The above New York Times articles speaks to one of the many drivers behind the Living Proof Project.
This site intends to become an educational resource to challenge the norms of education. Knowledge is merely potential power. It’s the first step. So then what does it take to be able to put that knowledge into action? What are the conditions needed for someone to be able to take their knowledge and have the courage to invent their own career path?
In this article, Thomas Friedman interviews Education specialist/author, Tony Wagner. His main message, we need to focus on teaching skills and instilling intrinsic motivation to learn. Here’s an excerpt:
“Every young person will continue to need basic knowledge, of course,” he said. “But they will need skills and motivation even more. Of these three education goals, motivation is the most critical. Young people who are intrinsically motivated — curious, persistent, and willing to take risks — will learn new knowledge and skills continuously. They will be able to find new opportunities or create their own — a disposition that will be increasingly important as many traditional careers disappear.”
So what should be the focus of education reform today?
“We teach and test things most students have no interest in and will never need, and facts that they can Google and will forget as soon as the test is over,” said Wagner. “Because of this, the longer kids are in school, the less motivated they become. Gallup’s recent survey showed student engagement going from 80 percent in fifth grade to 40 percent in high school. More than a century ago, we ‘reinvented’ the one-room schoolhouse and created factory schools for the industrial economy. Reimagining schools for the 21st-century must be our highest priority. We need to focus more on teaching the skill and will to learn and to make a difference and bring the three most powerful ingredients of intrinsic motivation into the classroom: play, passion and purpose.”

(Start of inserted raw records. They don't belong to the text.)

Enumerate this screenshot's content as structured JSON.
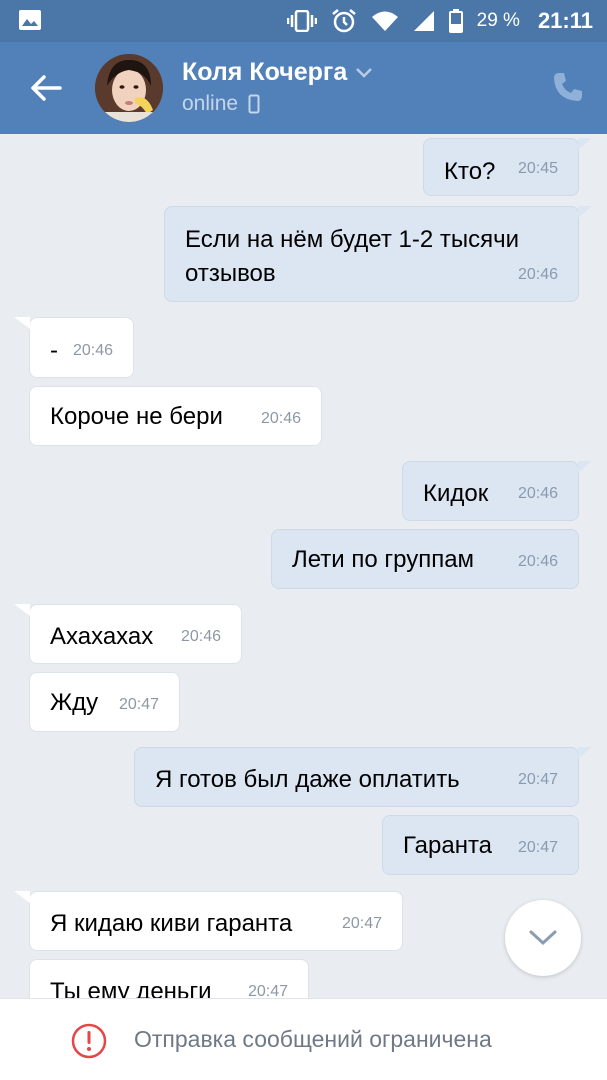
{
  "status_bar": {
    "battery_percent": "29 %",
    "time": "21:11"
  },
  "header": {
    "contact_name": "Коля Кочерга",
    "status": "online"
  },
  "messages": [
    {
      "dir": "out",
      "text": "Кто?",
      "time": "20:45"
    },
    {
      "dir": "out",
      "text": "Если на нём будет 1-2 тысячи отзывов",
      "time": "20:46"
    },
    {
      "dir": "in",
      "text": "-",
      "time": "20:46"
    },
    {
      "dir": "in",
      "text": "Короче не бери",
      "time": "20:46"
    },
    {
      "dir": "out",
      "text": "Кидок",
      "time": "20:46"
    },
    {
      "dir": "out",
      "text": "Лети по группам",
      "time": "20:46"
    },
    {
      "dir": "in",
      "text": "Ахахахах",
      "time": "20:46"
    },
    {
      "dir": "in",
      "text": "Жду",
      "time": "20:47"
    },
    {
      "dir": "out",
      "text": "Я готов был даже оплатить",
      "time": "20:47"
    },
    {
      "dir": "out",
      "text": "Гаранта",
      "time": "20:47"
    },
    {
      "dir": "in",
      "text": "Я кидаю киви гаранта",
      "time": "20:47"
    },
    {
      "dir": "in",
      "text": "Ты ему деньги",
      "time": "20:47"
    }
  ],
  "bottom_bar": {
    "notice": "Отправка сообщений ограничена"
  },
  "colors": {
    "header": "#5181b8",
    "status_bar": "#4a76a8",
    "outgoing_bubble": "#dce6f2",
    "incoming_bubble": "#ffffff",
    "warning": "#e64646"
  }
}
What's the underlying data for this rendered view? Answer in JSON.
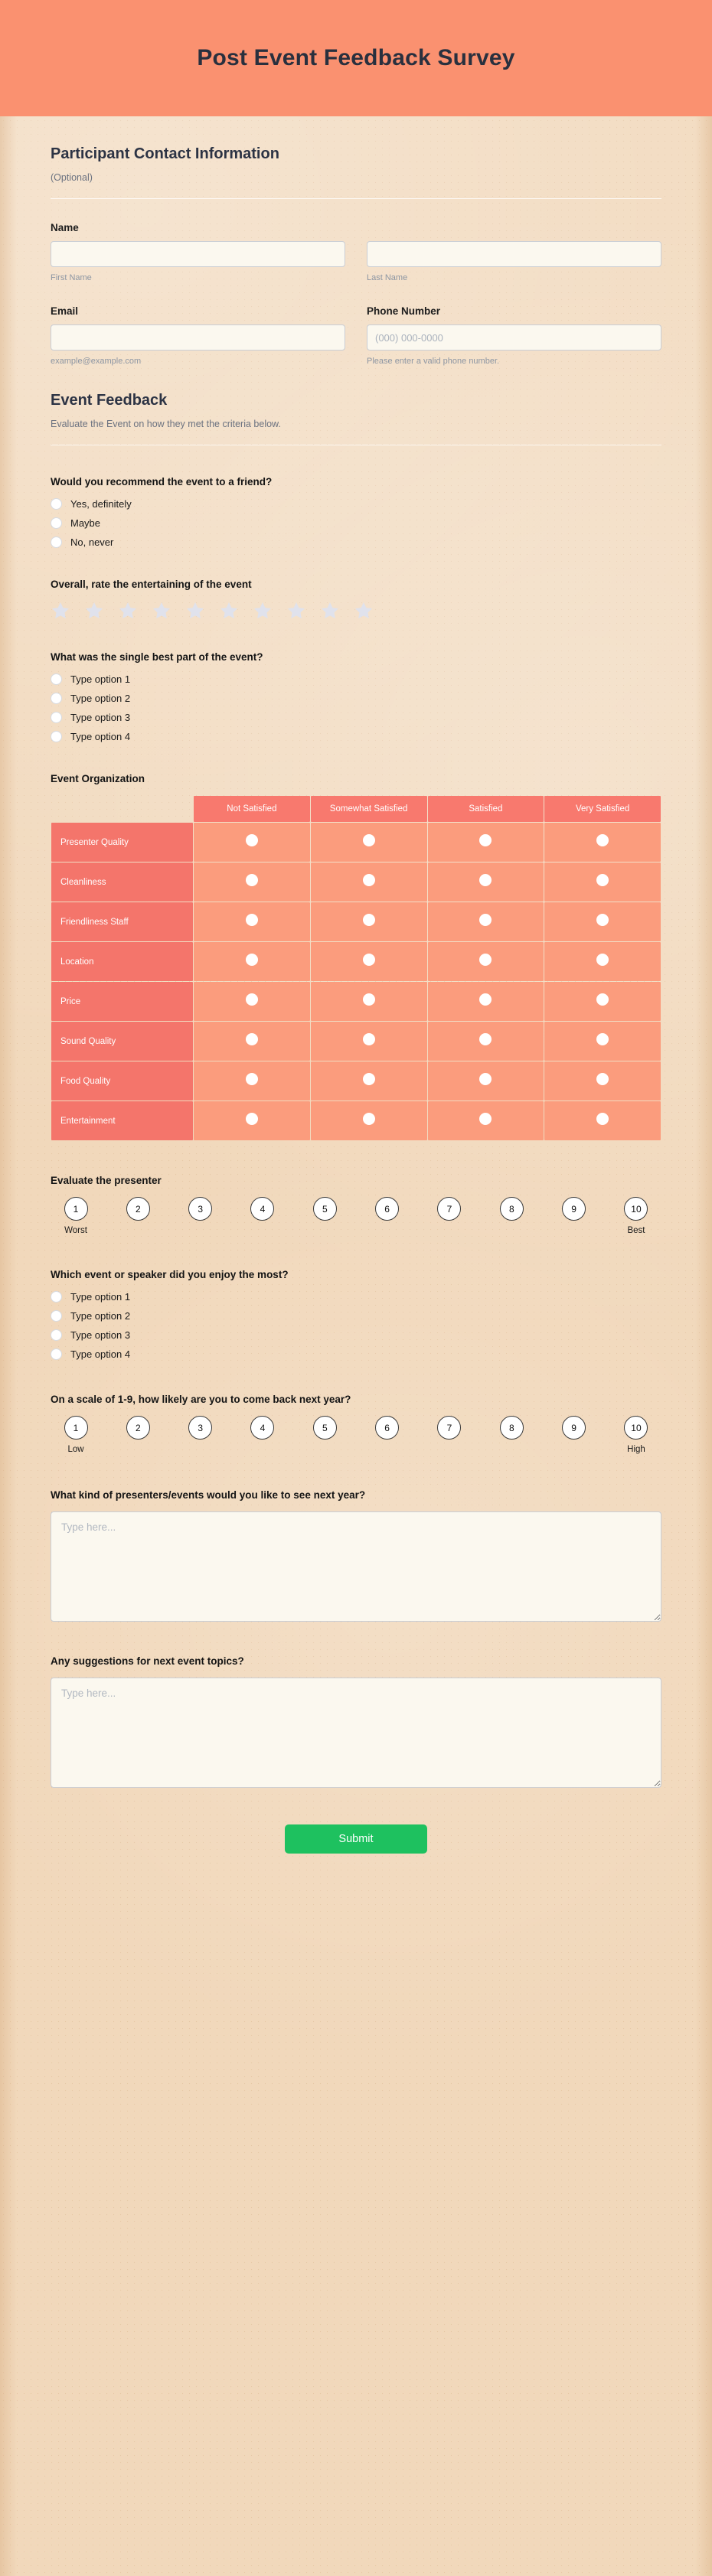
{
  "header": {
    "title": "Post Event Feedback Survey",
    "bg_color": "#fa9170",
    "text_color": "#29303e"
  },
  "contact_section": {
    "title": "Participant Contact Information",
    "subtitle": "(Optional)",
    "name_label": "Name",
    "first_name": {
      "value": "",
      "placeholder": "",
      "hint": "First Name"
    },
    "last_name": {
      "value": "",
      "placeholder": "",
      "hint": "Last Name"
    },
    "email_label": "Email",
    "email": {
      "value": "",
      "placeholder": "",
      "hint": "example@example.com"
    },
    "phone_label": "Phone Number",
    "phone": {
      "value": "",
      "placeholder": "(000) 000-0000",
      "hint": "Please enter a valid phone number."
    }
  },
  "feedback_section": {
    "title": "Event Feedback",
    "subtitle": "Evaluate the Event on how they met the criteria below."
  },
  "q_recommend": {
    "label": "Would you recommend the event to a friend?",
    "options": [
      "Yes, definitely",
      "Maybe",
      "No, never"
    ]
  },
  "q_entertaining": {
    "label": "Overall, rate the entertaining of the event",
    "star_count": 10,
    "stars_filled": 0,
    "star_color": "#e0e2ec"
  },
  "q_best_part": {
    "label": "What was the single best part of the event?",
    "options": [
      "Type option 1",
      "Type option 2",
      "Type option 3",
      "Type option 4"
    ]
  },
  "matrix": {
    "label": "Event Organization",
    "columns": [
      "Not Satisfied",
      "Somewhat Satisfied",
      "Satisfied",
      "Very Satisfied"
    ],
    "rows": [
      "Presenter Quality",
      "Cleanliness",
      "Friendliness Staff",
      "Location",
      "Price",
      "Sound Quality",
      "Food Quality",
      "Entertainment"
    ],
    "header_color": "#f8796e",
    "row_header_color": "#f4756b",
    "cell_color": "#fb9c7d"
  },
  "q_presenter_scale": {
    "label": "Evaluate the presenter",
    "values": [
      "1",
      "2",
      "3",
      "4",
      "5",
      "6",
      "7",
      "8",
      "9",
      "10"
    ],
    "low_label": "Worst",
    "high_label": "Best"
  },
  "q_enjoy_most": {
    "label": "Which event or speaker did you enjoy the most?",
    "options": [
      "Type option 1",
      "Type option 2",
      "Type option 3",
      "Type option 4"
    ]
  },
  "q_comeback_scale": {
    "label": "On a scale of 1-9, how likely are you to come back next year?",
    "values": [
      "1",
      "2",
      "3",
      "4",
      "5",
      "6",
      "7",
      "8",
      "9",
      "10"
    ],
    "low_label": "Low",
    "high_label": "High"
  },
  "q_presenters_next_year": {
    "label": "What kind of presenters/events would you like to see next year?",
    "value": "",
    "placeholder": "Type here..."
  },
  "q_suggestions": {
    "label": "Any suggestions for next event topics?",
    "value": "",
    "placeholder": "Type here..."
  },
  "submit": {
    "label": "Submit",
    "color": "#1ec15f"
  }
}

It is my hope to introduce you to stories of people who have invented their paths.